Midwest Governors Want RVP Ban On E15 To End

  • Tuesday, 13 September 2016 10:59

Seven governors from the Midwest, including Minnesota's Gov. Mark Dayton, have asked the EPA to end the reid vapor pressure (RVP) ban on E15.

In a letter to EPA Administrator, Gina McCarthy, the governors point out that the "inequitable RVP treatment of E10 and E15 has no scientific basis since E15 and higher blends are lower in volatility than E10 when blended with the same base gasoline."

The RVP bars the sale of E15 to non-flex fuel vehicles from June 1 to Sept 15.

Ethanol has a lower RVP than gasoline but the RVP in blends like E10 or E15 increase if the gasoline blend stock has a higher RVP and during the summer months, there is a lack of supply of gasoline with a low RVP. Nonetheless, E10 has been granted a waiver to be sold in the summer. E15, while indistinguishable from E10, has not been given a waiver. You can read more on the RVP ban here.

As a result of the ban, E15 sales dropped significantly in June and July (August sales numbers aren't out yet) in Minnesota. You can read more here

"EPA's disparate handling of E10 and E15 with regard to fuel volatility regulation is stifling the widespread adoption of E15 and mid-level ethanol blends," the governors wrote in the letter. Besides Dayton, the other governors who signed the letter include Gov. Terry Branstad (Iowa), Gov. Sam Brownback (Kansas), Jay Nixon (Missouri), Pete Rickets (Nebraska), Jack Dalrymple (North Dakota) and Dennis Daugaard (South Dakota).

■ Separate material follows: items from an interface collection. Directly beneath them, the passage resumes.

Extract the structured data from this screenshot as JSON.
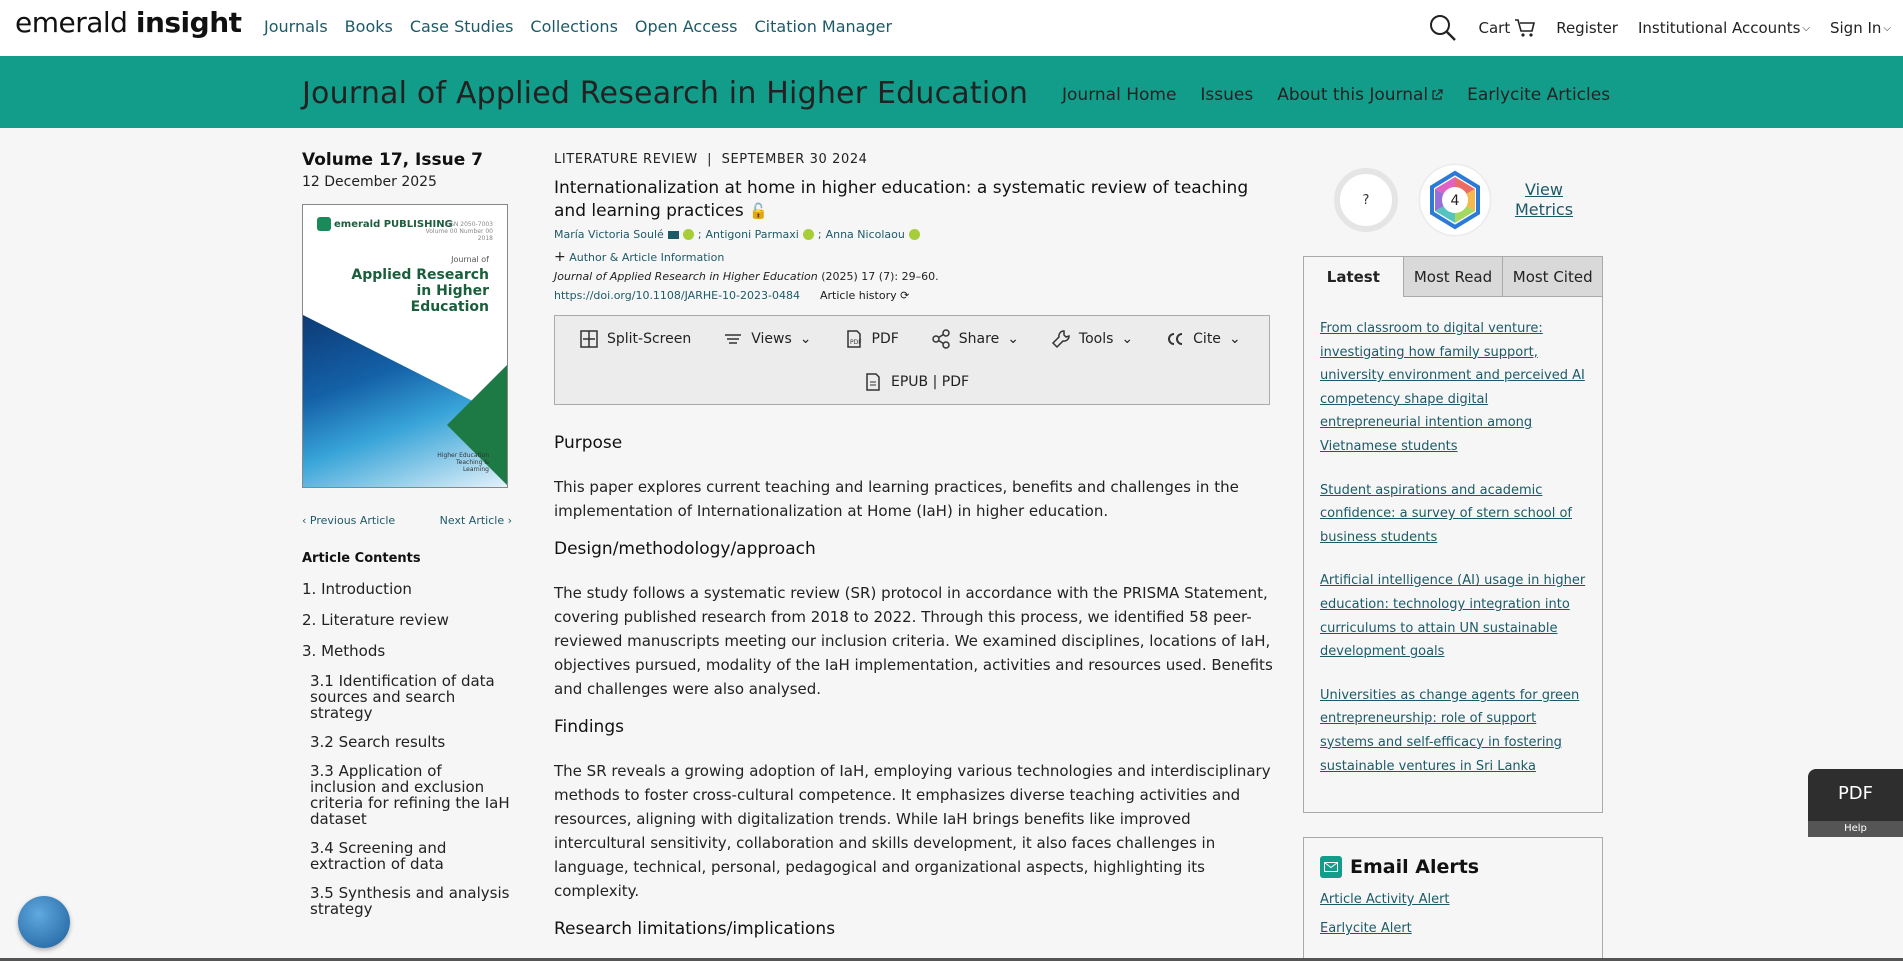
{
  "logo": {
    "part1": "emerald",
    "part2": "insight"
  },
  "nav": {
    "items": [
      "Journals",
      "Books",
      "Case Studies",
      "Collections",
      "Open Access",
      "Citation Manager"
    ]
  },
  "user_nav": {
    "cart": "Cart",
    "register": "Register",
    "institutional": "Institutional Accounts",
    "sign_in": "Sign In"
  },
  "journal": {
    "title": "Journal of Applied Research in Higher Education",
    "links": [
      "Journal Home",
      "Issues",
      "About this Journal",
      "Earlycite Articles"
    ]
  },
  "issue": {
    "volume": "Volume 17, Issue 7",
    "date": "12 December 2025"
  },
  "cover": {
    "publisher": "emerald PUBLISHING",
    "issn": "ISSN 2050-7003 Volume 00 Number 00 2018",
    "journal_of": "Journal of",
    "title": "Applied Research in Higher Education",
    "footer": "Higher Education Teaching & Learning"
  },
  "article_nav": {
    "prev": "Previous Article",
    "next": "Next Article"
  },
  "contents": {
    "title": "Article Contents",
    "items": [
      "1. Introduction",
      "2. Literature review",
      "3. Methods"
    ],
    "subitems": [
      "3.1 Identification of data sources and search strategy",
      "3.2 Search results",
      "3.3 Application of inclusion and exclusion criteria for refining the IaH dataset",
      "3.4 Screening and extraction of data",
      "3.5 Synthesis and analysis strategy"
    ]
  },
  "article": {
    "type": "LITERATURE REVIEW",
    "date": "SEPTEMBER 30 2024",
    "title": "Internationalization at home in higher education: a systematic review of teaching and learning practices",
    "authors": [
      "María Victoria Soulé",
      "Antigoni Parmaxi",
      "Anna Nicolaou"
    ],
    "author_info": "Author & Article Information",
    "citation_journal": "Journal of Applied Research in Higher Education",
    "citation_rest": " (2025) 17 (7): 29–60.",
    "doi": "https://doi.org/10.1108/JARHE-10-2023-0484",
    "history": "Article history"
  },
  "toolbar": {
    "split": "Split-Screen",
    "views": "Views",
    "pdf": "PDF",
    "share": "Share",
    "tools": "Tools",
    "cite": "Cite",
    "epub": "EPUB | PDF"
  },
  "sections": {
    "purpose_h": "Purpose",
    "purpose": "This paper explores current teaching and learning practices, benefits and challenges in the implementation of Internationalization at Home (IaH) in higher education.",
    "design_h": "Design/methodology/approach",
    "design": "The study follows a systematic review (SR) protocol in accordance with the PRISMA Statement, covering published research from 2018 to 2022. Through this process, we identified 58 peer-reviewed manuscripts meeting our inclusion criteria. We examined disciplines, locations of IaH, objectives pursued, modality of the IaH implementation, activities and resources used. Benefits and challenges were also analysed.",
    "findings_h": "Findings",
    "findings": "The SR reveals a growing adoption of IaH, employing various technologies and interdisciplinary methods to foster cross-cultural competence. It emphasizes diverse teaching activities and resources, aligning with digitalization trends. While IaH brings benefits like improved intercultural sensitivity, collaboration and skills development, it also faces challenges in language, technical, personal, pedagogical and organizational aspects, highlighting its complexity.",
    "research_h": "Research limitations/implications"
  },
  "metrics": {
    "altmetric": "?",
    "dimensions": "4",
    "view": "View Metrics"
  },
  "tabs": {
    "latest": "Latest",
    "most_read": "Most Read",
    "most_cited": "Most Cited"
  },
  "latest_articles": [
    "From classroom to digital venture: investigating how family support, university environment and perceived AI competency shape digital entrepreneurial intention among Vietnamese students",
    "Student aspirations and academic confidence: a survey of stern school of business students",
    "Artificial intelligence (AI) usage in higher education: technology integration into curriculums to attain UN sustainable development goals",
    "Universities as change agents for green entrepreneurship: role of support systems and self-efficacy in fostering sustainable ventures in Sri Lanka"
  ],
  "alerts": {
    "title": "Email Alerts",
    "items": [
      "Article Activity Alert",
      "Earlycite Alert"
    ]
  },
  "pdf_float": {
    "label": "PDF",
    "help": "Help"
  }
}
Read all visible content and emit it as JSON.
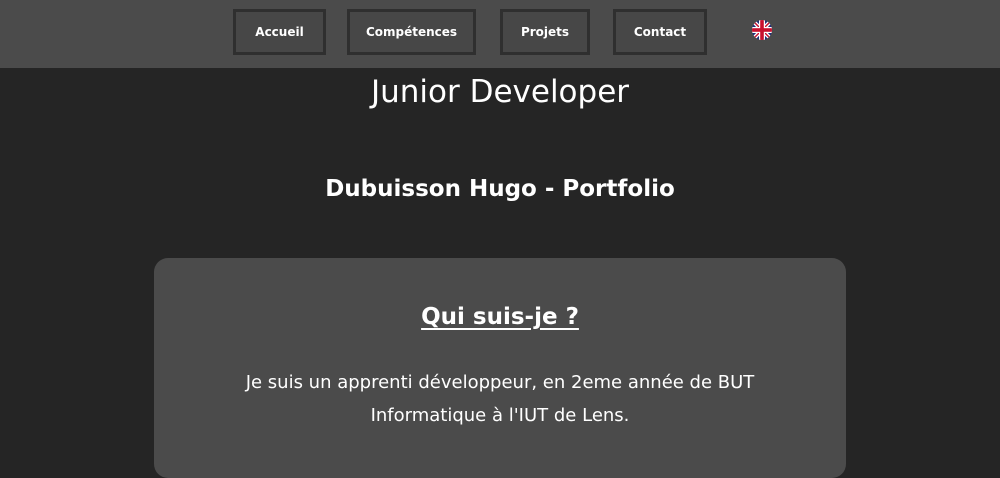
{
  "nav": {
    "items": [
      {
        "label": "Accueil"
      },
      {
        "label": "Compétences"
      },
      {
        "label": "Projets"
      },
      {
        "label": "Contact"
      }
    ],
    "language_icon": "uk-flag-icon"
  },
  "hero": {
    "title": "Junior Developer",
    "subtitle": "Dubuisson Hugo - Portfolio"
  },
  "about": {
    "heading": "Qui suis-je ?",
    "text": "Je suis un apprenti développeur, en 2eme année de BUT Informatique à l'IUT de Lens."
  },
  "colors": {
    "page_background": "#252525",
    "navbar_background": "#4b4b4b",
    "card_background": "#4b4b4b",
    "text": "#ffffff"
  }
}
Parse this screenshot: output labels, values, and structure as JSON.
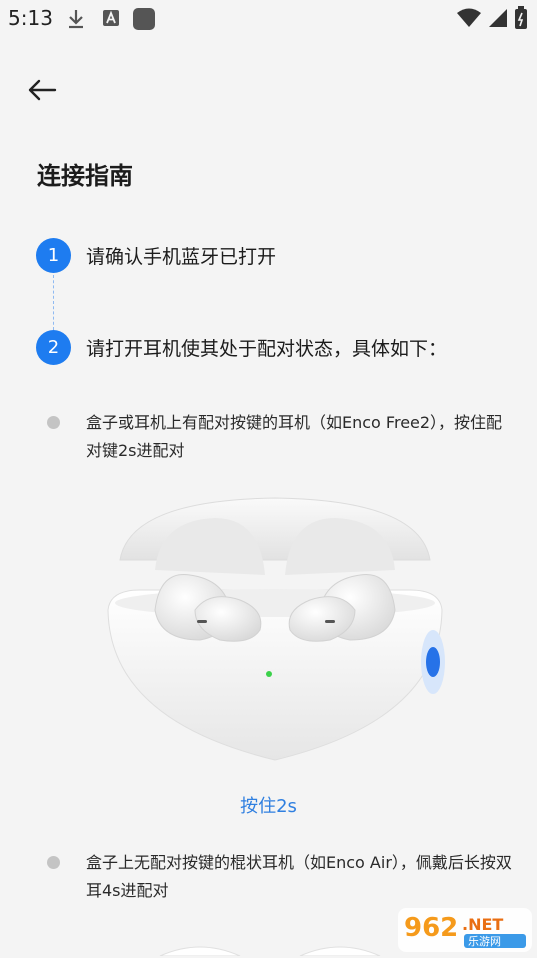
{
  "status_bar": {
    "time": "5:13",
    "icons": [
      "download-icon",
      "a-notification-icon",
      "app-square-icon",
      "wifi-icon",
      "signal-icon",
      "battery-icon"
    ]
  },
  "header": {
    "back_icon": "arrow-left-icon",
    "title": "连接指南"
  },
  "steps": [
    {
      "number": "1",
      "text": "请确认手机蓝牙已打开"
    },
    {
      "number": "2",
      "text": "请打开耳机使其处于配对状态，具体如下："
    }
  ],
  "methods": [
    {
      "text": "盒子或耳机上有配对按键的耳机（如Enco Free2），按住配对键2s进配对"
    },
    {
      "text": "盒子上无配对按键的棍状耳机（如Enco Air），佩戴后长按双耳4s进配对"
    }
  ],
  "image_caption": "按住2s",
  "watermark": {
    "number": "962",
    "suffix": ".NET",
    "subtitle": "乐游网"
  },
  "colors": {
    "accent": "#1e7cf0",
    "caption": "#2f7fe0",
    "background": "#f4f4f4"
  }
}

In their letter, the governors urge the EPA to " take immediate action to establish a volatility regime that allows a uniform gasoline blendstock to be suitable for blending both E10 and E15 (and higher blends) year round."

"When EPA first proposed its dramatic belnding reductions to the Renewable Fuel Standard in 2013, the Agency specifically asked that stakeholders suggest 'what actions, on the part of government...could be taken to overcome these obstacles and to enable E15 consumption to increase.' Ensuring the same base gasoline may be blended to create E10 and E15 year round is one step that EPA can take immediately to stimulate a rapid increase in E15 consumption - driving ethanol use well beyond the so-called 'E10 blendwall' and giving more Americans the choice of a cleaner-burning, lower-cost, higher-octane, renewable fuel at the pump."

You can read the rest of the letter here